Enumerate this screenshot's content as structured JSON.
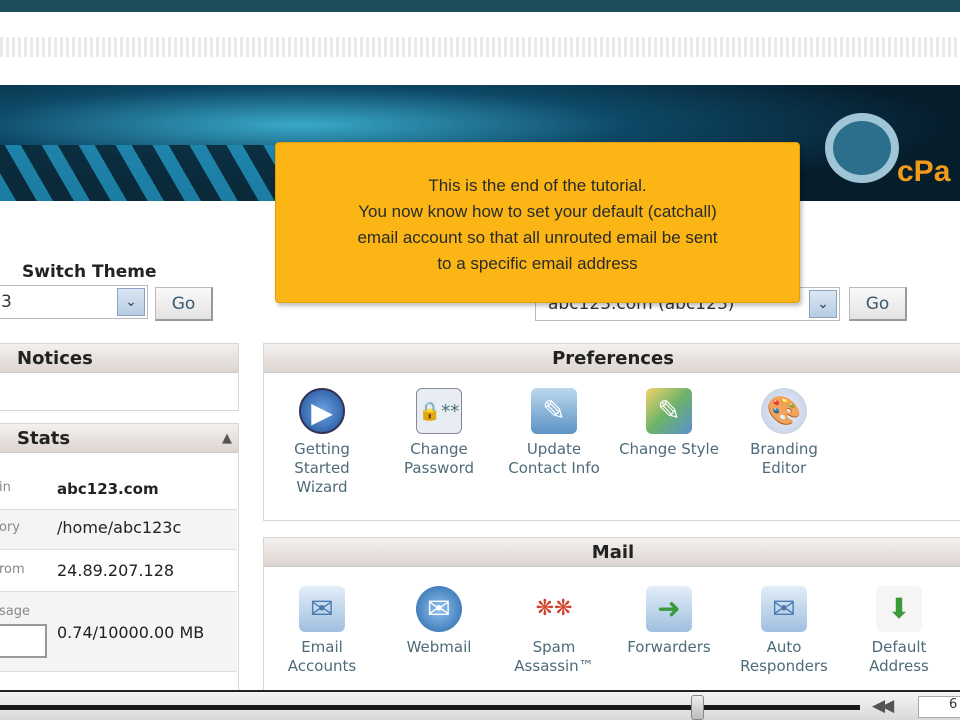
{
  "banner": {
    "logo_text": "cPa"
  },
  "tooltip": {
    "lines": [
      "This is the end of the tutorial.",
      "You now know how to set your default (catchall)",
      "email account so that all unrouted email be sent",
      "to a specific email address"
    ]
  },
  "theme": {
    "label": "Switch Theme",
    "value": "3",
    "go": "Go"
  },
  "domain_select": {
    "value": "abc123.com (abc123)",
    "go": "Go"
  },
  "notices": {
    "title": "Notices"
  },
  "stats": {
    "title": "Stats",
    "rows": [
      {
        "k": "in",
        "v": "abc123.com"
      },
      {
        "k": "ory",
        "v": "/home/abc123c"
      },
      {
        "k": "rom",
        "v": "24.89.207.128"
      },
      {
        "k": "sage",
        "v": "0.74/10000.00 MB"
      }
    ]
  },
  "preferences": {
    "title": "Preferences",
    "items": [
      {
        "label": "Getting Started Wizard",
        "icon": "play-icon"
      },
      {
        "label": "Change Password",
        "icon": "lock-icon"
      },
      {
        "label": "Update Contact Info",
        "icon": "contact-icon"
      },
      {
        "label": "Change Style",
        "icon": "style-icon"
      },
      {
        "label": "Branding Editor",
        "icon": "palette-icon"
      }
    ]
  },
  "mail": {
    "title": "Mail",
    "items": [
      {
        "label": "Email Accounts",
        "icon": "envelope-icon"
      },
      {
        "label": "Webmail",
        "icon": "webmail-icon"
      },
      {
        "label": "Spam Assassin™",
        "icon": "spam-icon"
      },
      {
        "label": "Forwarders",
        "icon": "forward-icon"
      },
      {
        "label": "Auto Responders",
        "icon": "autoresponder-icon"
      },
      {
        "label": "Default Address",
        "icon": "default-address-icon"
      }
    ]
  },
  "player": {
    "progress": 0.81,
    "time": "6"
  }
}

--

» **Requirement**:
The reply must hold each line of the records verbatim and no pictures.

» **Result**:
Enumerate this screenshot's content as structured JSON.
{
  "banner": {
    "logo_text": "cPa"
  },
  "tooltip": {
    "lines": [
      "This is the end of the tutorial.",
      "You now know how to set your default (catchall)",
      "email account so that all unrouted email be sent",
      "to a specific email address"
    ]
  },
  "theme": {
    "label": "Switch Theme",
    "value": "3",
    "go": "Go"
  },
  "domain_select": {
    "value": "abc123.com (abc123)",
    "go": "Go"
  },
  "notices": {
    "title": "Notices"
  },
  "stats": {
    "title": "Stats",
    "rows": [
      {
        "k": "in",
        "v": "abc123.com"
      },
      {
        "k": "ory",
        "v": "/home/abc123c"
      },
      {
        "k": "rom",
        "v": "24.89.207.128"
      },
      {
        "k": "sage",
        "v": "0.74/10000.00 MB"
      }
    ]
  },
  "preferences": {
    "title": "Preferences",
    "items": [
      {
        "label": "Getting Started Wizard",
        "icon": "play-icon"
      },
      {
        "label": "Change Password",
        "icon": "lock-icon"
      },
      {
        "label": "Update Contact Info",
        "icon": "contact-icon"
      },
      {
        "label": "Change Style",
        "icon": "style-icon"
      },
      {
        "label": "Branding Editor",
        "icon": "palette-icon"
      }
    ]
  },
  "mail": {
    "title": "Mail",
    "items": [
      {
        "label": "Email Accounts",
        "icon": "envelope-icon"
      },
      {
        "label": "Webmail",
        "icon": "webmail-icon"
      },
      {
        "label": "Spam Assassin™",
        "icon": "spam-icon"
      },
      {
        "label": "Forwarders",
        "icon": "forward-icon"
      },
      {
        "label": "Auto Responders",
        "icon": "autoresponder-icon"
      },
      {
        "label": "Default Address",
        "icon": "default-address-icon"
      }
    ]
  },
  "player": {
    "progress": 0.81,
    "time": "6"
  }
}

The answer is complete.